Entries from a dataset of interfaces
------

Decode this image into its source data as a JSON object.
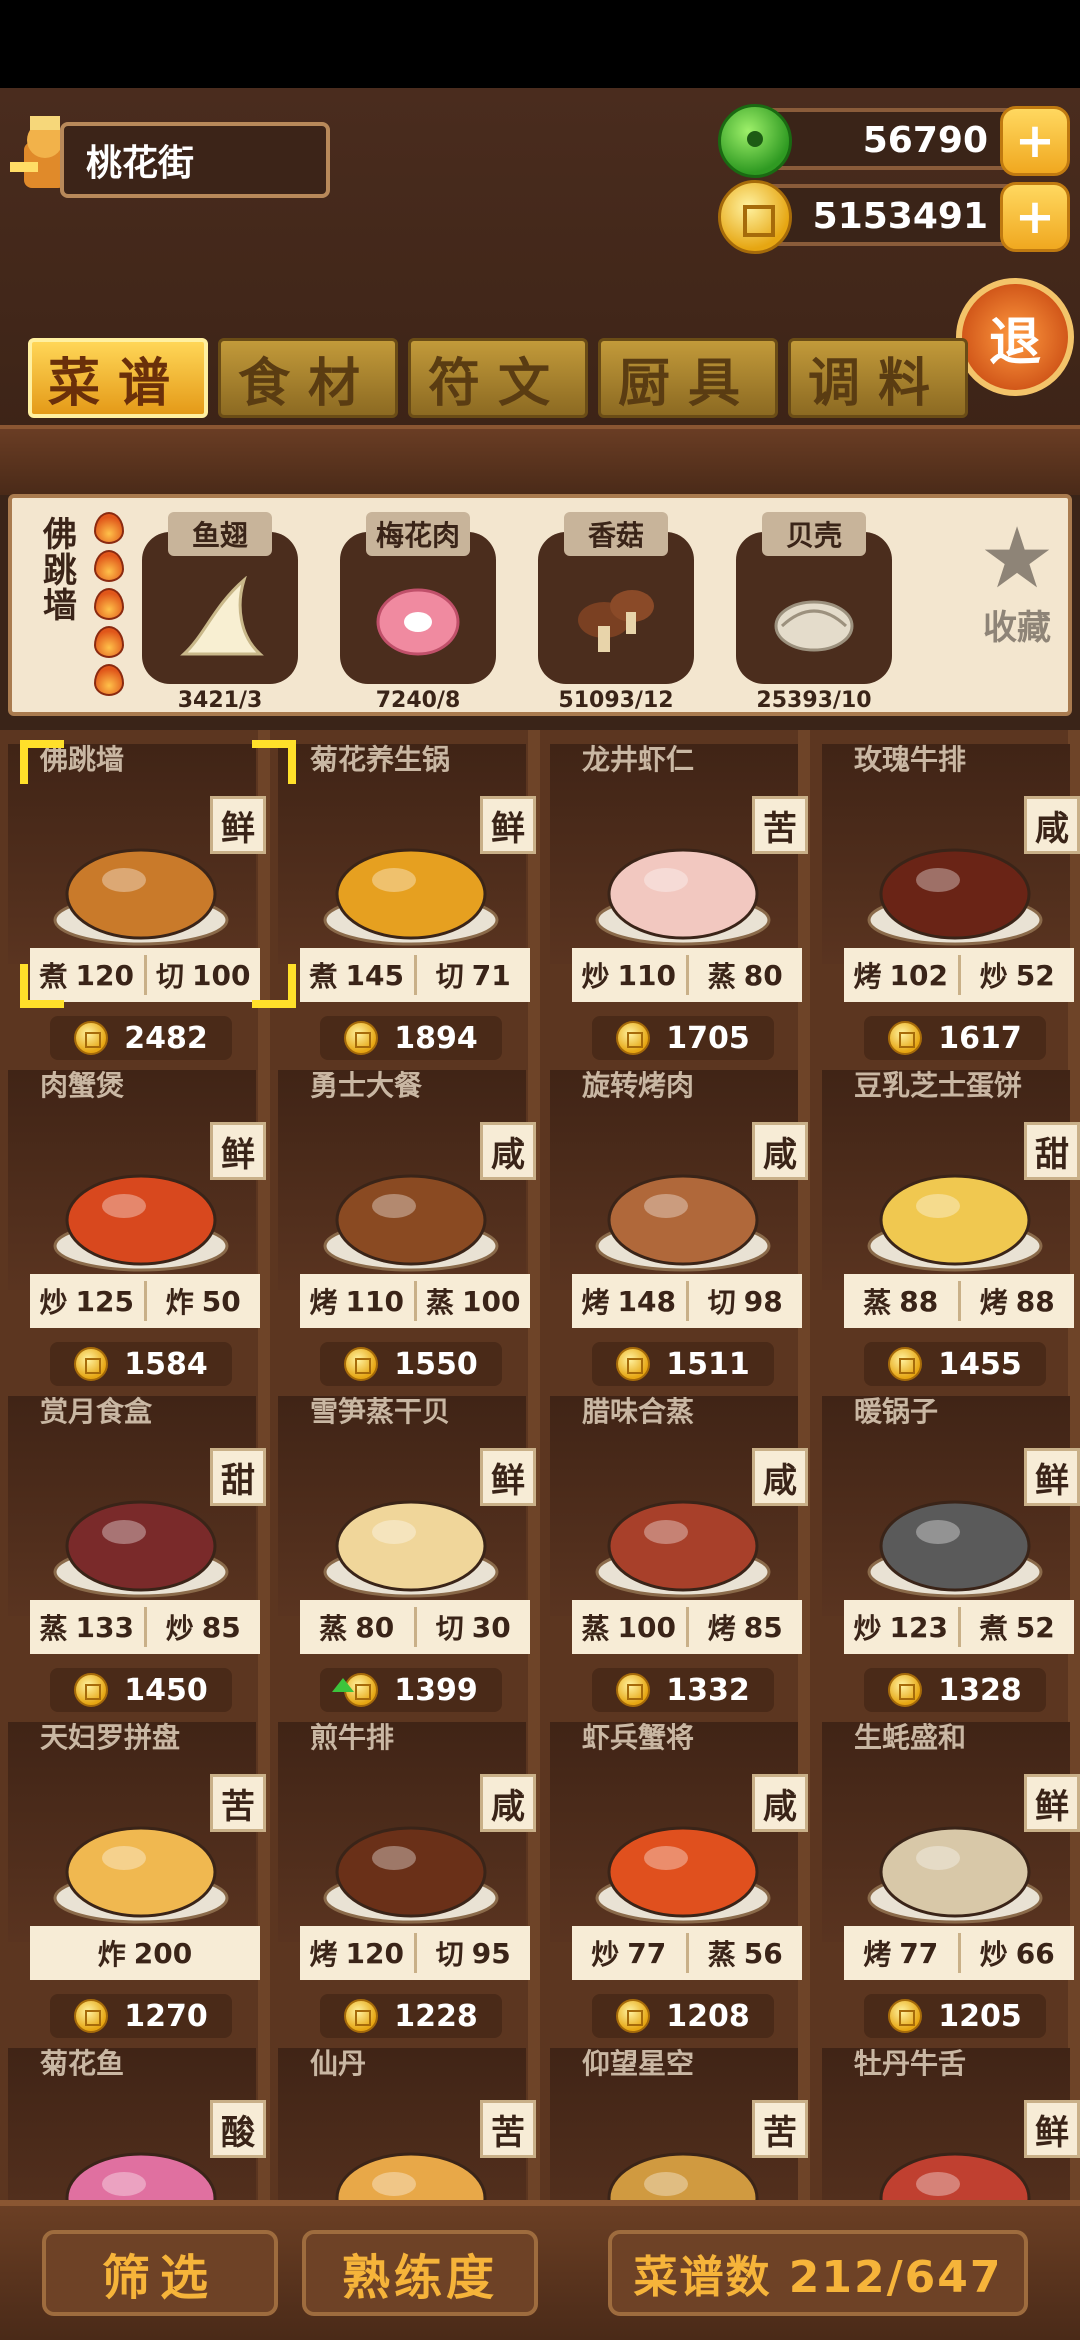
{
  "location": "桃花街",
  "currency": {
    "jade": "56790",
    "coins": "5153491"
  },
  "exit_label": "退",
  "tabs": [
    {
      "label": "菜谱",
      "active": true
    },
    {
      "label": "食材",
      "active": false
    },
    {
      "label": "符文",
      "active": false
    },
    {
      "label": "厨具",
      "active": false
    },
    {
      "label": "调料",
      "active": false
    }
  ],
  "selected": {
    "name": "佛跳墙",
    "flames": 5,
    "ingredients": [
      {
        "name": "鱼翅",
        "count": "3421/3",
        "icon": "shark-fin-icon"
      },
      {
        "name": "梅花肉",
        "count": "7240/8",
        "icon": "pork-icon"
      },
      {
        "name": "香菇",
        "count": "51093/12",
        "icon": "mushroom-icon"
      },
      {
        "name": "贝壳",
        "count": "25393/10",
        "icon": "shell-icon"
      }
    ],
    "favorite_label": "收藏"
  },
  "recipes": [
    {
      "name": "佛跳墙",
      "flavor": "鲜",
      "stats": [
        [
          "煮",
          "120"
        ],
        [
          "切",
          "100"
        ]
      ],
      "price": "2482",
      "color": "#c97a2a"
    },
    {
      "name": "菊花养生锅",
      "flavor": "鲜",
      "stats": [
        [
          "煮",
          "145"
        ],
        [
          "切",
          "71"
        ]
      ],
      "price": "1894",
      "color": "#e6a020"
    },
    {
      "name": "龙井虾仁",
      "flavor": "苦",
      "stats": [
        [
          "炒",
          "110"
        ],
        [
          "蒸",
          "80"
        ]
      ],
      "price": "1705",
      "color": "#f2c8c0"
    },
    {
      "name": "玫瑰牛排",
      "flavor": "咸",
      "stats": [
        [
          "烤",
          "102"
        ],
        [
          "炒",
          "52"
        ]
      ],
      "price": "1617",
      "color": "#6a2416"
    },
    {
      "name": "肉蟹煲",
      "flavor": "鲜",
      "stats": [
        [
          "炒",
          "125"
        ],
        [
          "炸",
          "50"
        ]
      ],
      "price": "1584",
      "color": "#d8481e"
    },
    {
      "name": "勇士大餐",
      "flavor": "咸",
      "stats": [
        [
          "烤",
          "110"
        ],
        [
          "蒸",
          "100"
        ]
      ],
      "price": "1550",
      "color": "#8a4a22"
    },
    {
      "name": "旋转烤肉",
      "flavor": "咸",
      "stats": [
        [
          "烤",
          "148"
        ],
        [
          "切",
          "98"
        ]
      ],
      "price": "1511",
      "color": "#b0683a"
    },
    {
      "name": "豆乳芝士蛋饼",
      "flavor": "甜",
      "stats": [
        [
          "蒸",
          "88"
        ],
        [
          "烤",
          "88"
        ]
      ],
      "price": "1455",
      "color": "#f0c850"
    },
    {
      "name": "赏月食盒",
      "flavor": "甜",
      "stats": [
        [
          "蒸",
          "133"
        ],
        [
          "炒",
          "85"
        ]
      ],
      "price": "1450",
      "color": "#7a2a2a"
    },
    {
      "name": "雪笋蒸干贝",
      "flavor": "鲜",
      "stats": [
        [
          "蒸",
          "80"
        ],
        [
          "切",
          "30"
        ]
      ],
      "price": "1399",
      "color": "#f0d69a",
      "up": true
    },
    {
      "name": "腊味合蒸",
      "flavor": "咸",
      "stats": [
        [
          "蒸",
          "100"
        ],
        [
          "烤",
          "85"
        ]
      ],
      "price": "1332",
      "color": "#a8402a"
    },
    {
      "name": "暖锅子",
      "flavor": "鲜",
      "stats": [
        [
          "炒",
          "123"
        ],
        [
          "煮",
          "52"
        ]
      ],
      "price": "1328",
      "color": "#5a5a5a"
    },
    {
      "name": "天妇罗拼盘",
      "flavor": "苦",
      "stats": [
        [
          "炸",
          "200"
        ]
      ],
      "price": "1270",
      "color": "#f0b850"
    },
    {
      "name": "煎牛排",
      "flavor": "咸",
      "stats": [
        [
          "烤",
          "120"
        ],
        [
          "切",
          "95"
        ]
      ],
      "price": "1228",
      "color": "#6a3018"
    },
    {
      "name": "虾兵蟹将",
      "flavor": "咸",
      "stats": [
        [
          "炒",
          "77"
        ],
        [
          "蒸",
          "56"
        ]
      ],
      "price": "1208",
      "color": "#e0501e"
    },
    {
      "name": "生蚝盛和",
      "flavor": "鲜",
      "stats": [
        [
          "烤",
          "77"
        ],
        [
          "炒",
          "66"
        ]
      ],
      "price": "1205",
      "color": "#d8c8a8"
    },
    {
      "name": "菊花鱼",
      "flavor": "酸",
      "stats": [],
      "price": "",
      "color": "#e070a0"
    },
    {
      "name": "仙丹",
      "flavor": "苦",
      "stats": [],
      "price": "",
      "color": "#e8a848"
    },
    {
      "name": "仰望星空",
      "flavor": "苦",
      "stats": [],
      "price": "",
      "color": "#d09a40"
    },
    {
      "name": "牡丹牛舌",
      "flavor": "鲜",
      "stats": [],
      "price": "",
      "color": "#c04030"
    }
  ],
  "bottom": {
    "filter_label": "筛选",
    "proficiency_label": "熟练度",
    "recipe_count": "菜谱数 212/647"
  }
}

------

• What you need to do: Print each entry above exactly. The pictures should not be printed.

• Answer:
Decode this image into its source data as a JSON object.
{
  "location": "桃花街",
  "currency": {
    "jade": "56790",
    "coins": "5153491"
  },
  "exit_label": "退",
  "tabs": [
    {
      "label": "菜谱",
      "active": true
    },
    {
      "label": "食材",
      "active": false
    },
    {
      "label": "符文",
      "active": false
    },
    {
      "label": "厨具",
      "active": false
    },
    {
      "label": "调料",
      "active": false
    }
  ],
  "selected": {
    "name": "佛跳墙",
    "flames": 5,
    "ingredients": [
      {
        "name": "鱼翅",
        "count": "3421/3",
        "icon": "shark-fin-icon"
      },
      {
        "name": "梅花肉",
        "count": "7240/8",
        "icon": "pork-icon"
      },
      {
        "name": "香菇",
        "count": "51093/12",
        "icon": "mushroom-icon"
      },
      {
        "name": "贝壳",
        "count": "25393/10",
        "icon": "shell-icon"
      }
    ],
    "favorite_label": "收藏"
  },
  "recipes": [
    {
      "name": "佛跳墙",
      "flavor": "鲜",
      "stats": [
        [
          "煮",
          "120"
        ],
        [
          "切",
          "100"
        ]
      ],
      "price": "2482",
      "color": "#c97a2a"
    },
    {
      "name": "菊花养生锅",
      "flavor": "鲜",
      "stats": [
        [
          "煮",
          "145"
        ],
        [
          "切",
          "71"
        ]
      ],
      "price": "1894",
      "color": "#e6a020"
    },
    {
      "name": "龙井虾仁",
      "flavor": "苦",
      "stats": [
        [
          "炒",
          "110"
        ],
        [
          "蒸",
          "80"
        ]
      ],
      "price": "1705",
      "color": "#f2c8c0"
    },
    {
      "name": "玫瑰牛排",
      "flavor": "咸",
      "stats": [
        [
          "烤",
          "102"
        ],
        [
          "炒",
          "52"
        ]
      ],
      "price": "1617",
      "color": "#6a2416"
    },
    {
      "name": "肉蟹煲",
      "flavor": "鲜",
      "stats": [
        [
          "炒",
          "125"
        ],
        [
          "炸",
          "50"
        ]
      ],
      "price": "1584",
      "color": "#d8481e"
    },
    {
      "name": "勇士大餐",
      "flavor": "咸",
      "stats": [
        [
          "烤",
          "110"
        ],
        [
          "蒸",
          "100"
        ]
      ],
      "price": "1550",
      "color": "#8a4a22"
    },
    {
      "name": "旋转烤肉",
      "flavor": "咸",
      "stats": [
        [
          "烤",
          "148"
        ],
        [
          "切",
          "98"
        ]
      ],
      "price": "1511",
      "color": "#b0683a"
    },
    {
      "name": "豆乳芝士蛋饼",
      "flavor": "甜",
      "stats": [
        [
          "蒸",
          "88"
        ],
        [
          "烤",
          "88"
        ]
      ],
      "price": "1455",
      "color": "#f0c850"
    },
    {
      "name": "赏月食盒",
      "flavor": "甜",
      "stats": [
        [
          "蒸",
          "133"
        ],
        [
          "炒",
          "85"
        ]
      ],
      "price": "1450",
      "color": "#7a2a2a"
    },
    {
      "name": "雪笋蒸干贝",
      "flavor": "鲜",
      "stats": [
        [
          "蒸",
          "80"
        ],
        [
          "切",
          "30"
        ]
      ],
      "price": "1399",
      "color": "#f0d69a",
      "up": true
    },
    {
      "name": "腊味合蒸",
      "flavor": "咸",
      "stats": [
        [
          "蒸",
          "100"
        ],
        [
          "烤",
          "85"
        ]
      ],
      "price": "1332",
      "color": "#a8402a"
    },
    {
      "name": "暖锅子",
      "flavor": "鲜",
      "stats": [
        [
          "炒",
          "123"
        ],
        [
          "煮",
          "52"
        ]
      ],
      "price": "1328",
      "color": "#5a5a5a"
    },
    {
      "name": "天妇罗拼盘",
      "flavor": "苦",
      "stats": [
        [
          "炸",
          "200"
        ]
      ],
      "price": "1270",
      "color": "#f0b850"
    },
    {
      "name": "煎牛排",
      "flavor": "咸",
      "stats": [
        [
          "烤",
          "120"
        ],
        [
          "切",
          "95"
        ]
      ],
      "price": "1228",
      "color": "#6a3018"
    },
    {
      "name": "虾兵蟹将",
      "flavor": "咸",
      "stats": [
        [
          "炒",
          "77"
        ],
        [
          "蒸",
          "56"
        ]
      ],
      "price": "1208",
      "color": "#e0501e"
    },
    {
      "name": "生蚝盛和",
      "flavor": "鲜",
      "stats": [
        [
          "烤",
          "77"
        ],
        [
          "炒",
          "66"
        ]
      ],
      "price": "1205",
      "color": "#d8c8a8"
    },
    {
      "name": "菊花鱼",
      "flavor": "酸",
      "stats": [],
      "price": "",
      "color": "#e070a0"
    },
    {
      "name": "仙丹",
      "flavor": "苦",
      "stats": [],
      "price": "",
      "color": "#e8a848"
    },
    {
      "name": "仰望星空",
      "flavor": "苦",
      "stats": [],
      "price": "",
      "color": "#d09a40"
    },
    {
      "name": "牡丹牛舌",
      "flavor": "鲜",
      "stats": [],
      "price": "",
      "color": "#c04030"
    }
  ],
  "bottom": {
    "filter_label": "筛选",
    "proficiency_label": "熟练度",
    "recipe_count": "菜谱数 212/647"
  }
}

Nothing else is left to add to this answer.